**Directions:**
Copy nothing but the text: repeat each entry exactly and drop the images.

*** Opening of Supplied information ***

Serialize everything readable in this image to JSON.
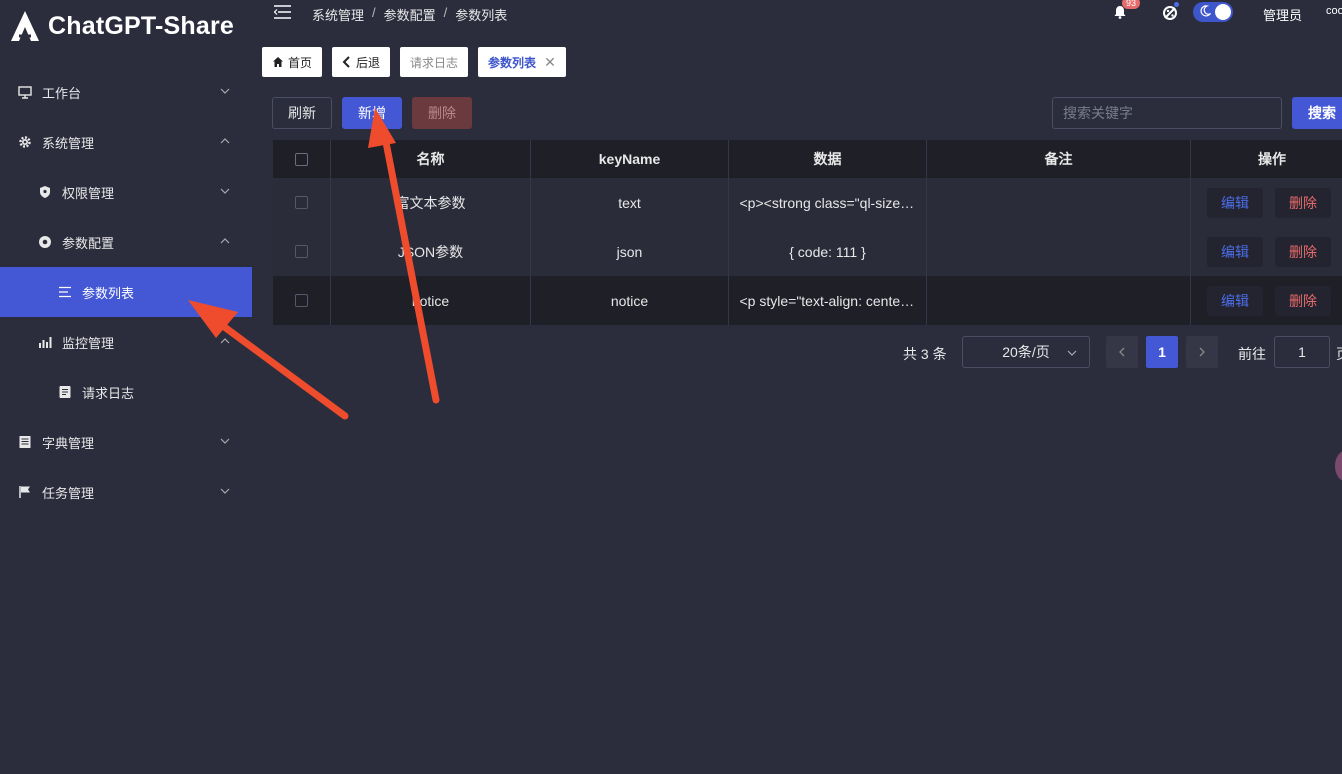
{
  "app": {
    "logo_text": "ChatGPT-Share"
  },
  "sidebar": {
    "items": [
      {
        "label": "工作台",
        "icon": "monitor-icon",
        "level": 1,
        "expanded": false
      },
      {
        "label": "系统管理",
        "icon": "gear-icon",
        "level": 1,
        "expanded": true
      },
      {
        "label": "权限管理",
        "icon": "shield-icon",
        "level": 2,
        "expanded": false
      },
      {
        "label": "参数配置",
        "icon": "circle-icon",
        "level": 2,
        "expanded": true
      },
      {
        "label": "参数列表",
        "icon": "list-icon",
        "level": 3,
        "active": true
      },
      {
        "label": "监控管理",
        "icon": "bar-chart-icon",
        "level": 2,
        "expanded": true
      },
      {
        "label": "请求日志",
        "icon": "document-icon",
        "level": 3
      },
      {
        "label": "字典管理",
        "icon": "book-icon",
        "level": 1,
        "expanded": false
      },
      {
        "label": "任务管理",
        "icon": "flag-icon",
        "level": 1,
        "expanded": false
      }
    ]
  },
  "header": {
    "breadcrumb": [
      "系统管理",
      "参数配置",
      "参数列表"
    ],
    "notification_count": "93",
    "user_name": "管理员",
    "user_extra": "coo"
  },
  "tags": [
    {
      "label": "首页",
      "icon": "home-icon"
    },
    {
      "label": "后退",
      "icon": "chevron-left-icon"
    },
    {
      "label": "请求日志"
    },
    {
      "label": "参数列表",
      "closable": true,
      "current": true
    }
  ],
  "toolbar": {
    "refresh_label": "刷新",
    "add_label": "新增",
    "delete_label": "删除",
    "search_placeholder": "搜索关键字",
    "search_label": "搜索"
  },
  "table": {
    "columns": [
      "名称",
      "keyName",
      "数据",
      "备注",
      "操作"
    ],
    "rows": [
      {
        "name": "富文本参数",
        "key": "text",
        "data": "<p><strong class=\"ql-size-large\">",
        "note": ""
      },
      {
        "name": "JSON参数",
        "key": "json",
        "data": "{ code: 111 }",
        "note": ""
      },
      {
        "name": "notice",
        "key": "notice",
        "data": "<p style=\"text-align: center;\">",
        "note": ""
      }
    ],
    "edit_label": "编辑",
    "delete_label": "删除"
  },
  "pagination": {
    "total_text": "共 3 条",
    "page_size": "20条/页",
    "current_page": "1",
    "goto_label": "前往",
    "goto_value": "1",
    "goto_suffix": "页"
  },
  "colors": {
    "accent": "#4458d6",
    "danger": "#e86b6b",
    "bg": "#2b2d3d",
    "annotation_arrow": "#ee4c2c"
  }
}
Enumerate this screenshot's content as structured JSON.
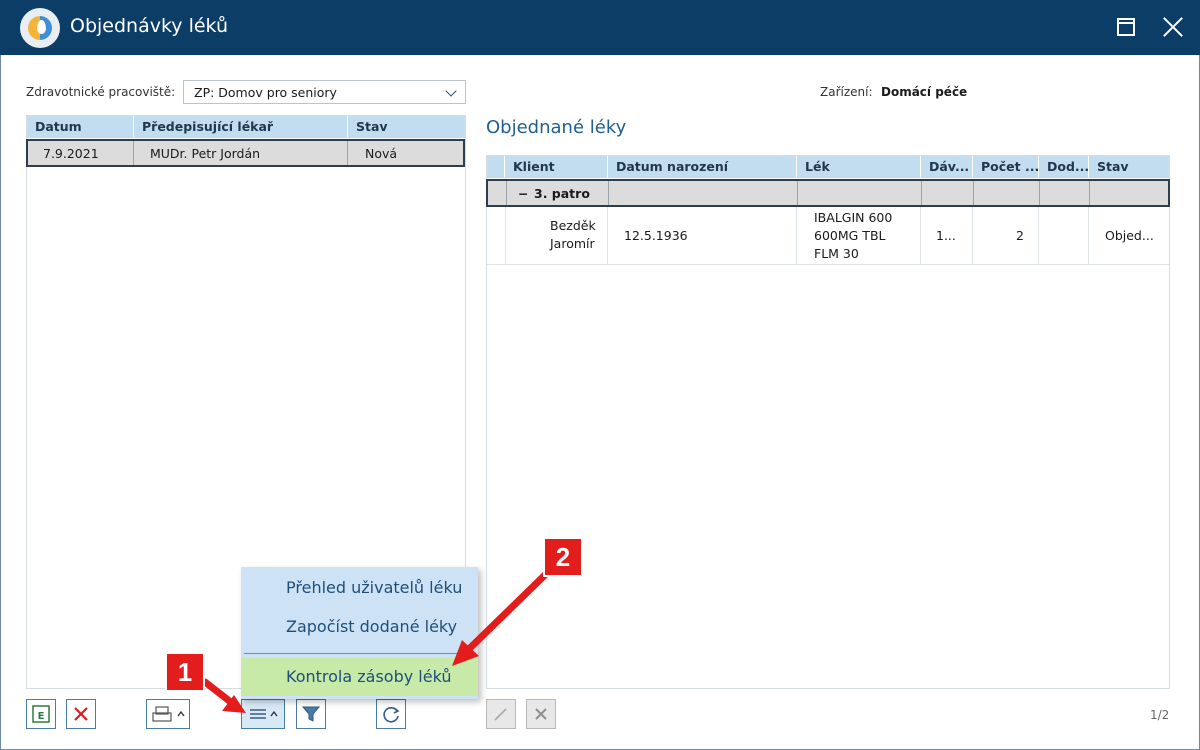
{
  "window": {
    "title": "Objednávky léků"
  },
  "filters": {
    "workplace_label": "Zdravotnické pracoviště:",
    "workplace_value": "ZP: Domov pro seniory",
    "device_label": "Zařízení:",
    "device_value": "Domácí péče"
  },
  "orders_table": {
    "columns": [
      "Datum",
      "Předepisující lékař",
      "Stav"
    ],
    "rows": [
      {
        "date": "7.9.2021",
        "doctor": "MUDr. Petr Jordán",
        "status": "Nová"
      }
    ]
  },
  "ordered_drugs": {
    "heading": "Objednané léky",
    "columns": [
      "Klient",
      "Datum narození",
      "Lék",
      "Dáv...",
      "Počet ...",
      "Dod...",
      "Stav"
    ],
    "group": {
      "toggle": "−",
      "label": "3. patro"
    },
    "rows": [
      {
        "client_line1": "Bezděk",
        "client_line2": "Jaromír",
        "birth_date": "12.5.1936",
        "drug_line1": "IBALGIN 600",
        "drug_line2": "600MG TBL",
        "drug_line3": "FLM 30",
        "dose": "1...",
        "count": "2",
        "delivered": "",
        "status": "Objed..."
      }
    ]
  },
  "context_menu": {
    "items": [
      "Přehled uživatelů léku",
      "Započíst dodané léky",
      "Kontrola zásoby léků"
    ],
    "highlighted_index": 2
  },
  "annotations": {
    "badge1": "1",
    "badge2": "2",
    "arrow_color": "#e31c1c"
  },
  "pager": {
    "text": "1/2"
  },
  "colors": {
    "titlebar": "#0c3d66",
    "header": "#c3ddf0",
    "menu": "#cde3f5",
    "menu_highlight": "#c8eaa8",
    "accent": "#1f5f93"
  },
  "icons": [
    "app-logo-icon",
    "maximize-icon",
    "close-icon",
    "excel-icon",
    "delete-icon",
    "print-icon",
    "menu-icon",
    "filter-icon",
    "refresh-icon",
    "edit-icon",
    "cancel-icon"
  ]
}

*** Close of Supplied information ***

**Answer to this exercise:**
Serialize everything readable in this image to JSON.
{
  "app": {
    "logo_text": "ChatGPT-Share"
  },
  "sidebar": {
    "items": [
      {
        "label": "工作台",
        "icon": "monitor-icon",
        "level": 1,
        "expanded": false
      },
      {
        "label": "系统管理",
        "icon": "gear-icon",
        "level": 1,
        "expanded": true
      },
      {
        "label": "权限管理",
        "icon": "shield-icon",
        "level": 2,
        "expanded": false
      },
      {
        "label": "参数配置",
        "icon": "circle-icon",
        "level": 2,
        "expanded": true
      },
      {
        "label": "参数列表",
        "icon": "list-icon",
        "level": 3,
        "active": true
      },
      {
        "label": "监控管理",
        "icon": "bar-chart-icon",
        "level": 2,
        "expanded": true
      },
      {
        "label": "请求日志",
        "icon": "document-icon",
        "level": 3
      },
      {
        "label": "字典管理",
        "icon": "book-icon",
        "level": 1,
        "expanded": false
      },
      {
        "label": "任务管理",
        "icon": "flag-icon",
        "level": 1,
        "expanded": false
      }
    ]
  },
  "header": {
    "breadcrumb": [
      "系统管理",
      "参数配置",
      "参数列表"
    ],
    "notification_count": "93",
    "user_name": "管理员",
    "user_extra": "coo"
  },
  "tags": [
    {
      "label": "首页",
      "icon": "home-icon"
    },
    {
      "label": "后退",
      "icon": "chevron-left-icon"
    },
    {
      "label": "请求日志"
    },
    {
      "label": "参数列表",
      "closable": true,
      "current": true
    }
  ],
  "toolbar": {
    "refresh_label": "刷新",
    "add_label": "新增",
    "delete_label": "删除",
    "search_placeholder": "搜索关键字",
    "search_label": "搜索"
  },
  "table": {
    "columns": [
      "名称",
      "keyName",
      "数据",
      "备注",
      "操作"
    ],
    "rows": [
      {
        "name": "富文本参数",
        "key": "text",
        "data": "<p><strong class=\"ql-size-large\">",
        "note": ""
      },
      {
        "name": "JSON参数",
        "key": "json",
        "data": "{ code: 111 }",
        "note": ""
      },
      {
        "name": "notice",
        "key": "notice",
        "data": "<p style=\"text-align: center;\">",
        "note": ""
      }
    ],
    "edit_label": "编辑",
    "delete_label": "删除"
  },
  "pagination": {
    "total_text": "共 3 条",
    "page_size": "20条/页",
    "current_page": "1",
    "goto_label": "前往",
    "goto_value": "1",
    "goto_suffix": "页"
  },
  "colors": {
    "accent": "#4458d6",
    "danger": "#e86b6b",
    "bg": "#2b2d3d",
    "annotation_arrow": "#ee4c2c"
  }
}
Enumerate this screenshot's content as structured JSON.
{
  "window": {
    "title": "Objednávky léků"
  },
  "filters": {
    "workplace_label": "Zdravotnické pracoviště:",
    "workplace_value": "ZP: Domov pro seniory",
    "device_label": "Zařízení:",
    "device_value": "Domácí péče"
  },
  "orders_table": {
    "columns": [
      "Datum",
      "Předepisující lékař",
      "Stav"
    ],
    "rows": [
      {
        "date": "7.9.2021",
        "doctor": "MUDr. Petr Jordán",
        "status": "Nová"
      }
    ]
  },
  "ordered_drugs": {
    "heading": "Objednané léky",
    "columns": [
      "Klient",
      "Datum narození",
      "Lék",
      "Dáv...",
      "Počet ...",
      "Dod...",
      "Stav"
    ],
    "group": {
      "toggle": "−",
      "label": "3. patro"
    },
    "rows": [
      {
        "client_line1": "Bezděk",
        "client_line2": "Jaromír",
        "birth_date": "12.5.1936",
        "drug_line1": "IBALGIN 600",
        "drug_line2": "600MG TBL",
        "drug_line3": "FLM 30",
        "dose": "1...",
        "count": "2",
        "delivered": "",
        "status": "Objed..."
      }
    ]
  },
  "context_menu": {
    "items": [
      "Přehled uživatelů léku",
      "Započíst dodané léky",
      "Kontrola zásoby léků"
    ],
    "highlighted_index": 2
  },
  "annotations": {
    "badge1": "1",
    "badge2": "2",
    "arrow_color": "#e31c1c"
  },
  "pager": {
    "text": "1/2"
  },
  "colors": {
    "titlebar": "#0c3d66",
    "header": "#c3ddf0",
    "menu": "#cde3f5",
    "menu_highlight": "#c8eaa8",
    "accent": "#1f5f93"
  },
  "icons": [
    "app-logo-icon",
    "maximize-icon",
    "close-icon",
    "excel-icon",
    "delete-icon",
    "print-icon",
    "menu-icon",
    "filter-icon",
    "refresh-icon",
    "edit-icon",
    "cancel-icon"
  ]
}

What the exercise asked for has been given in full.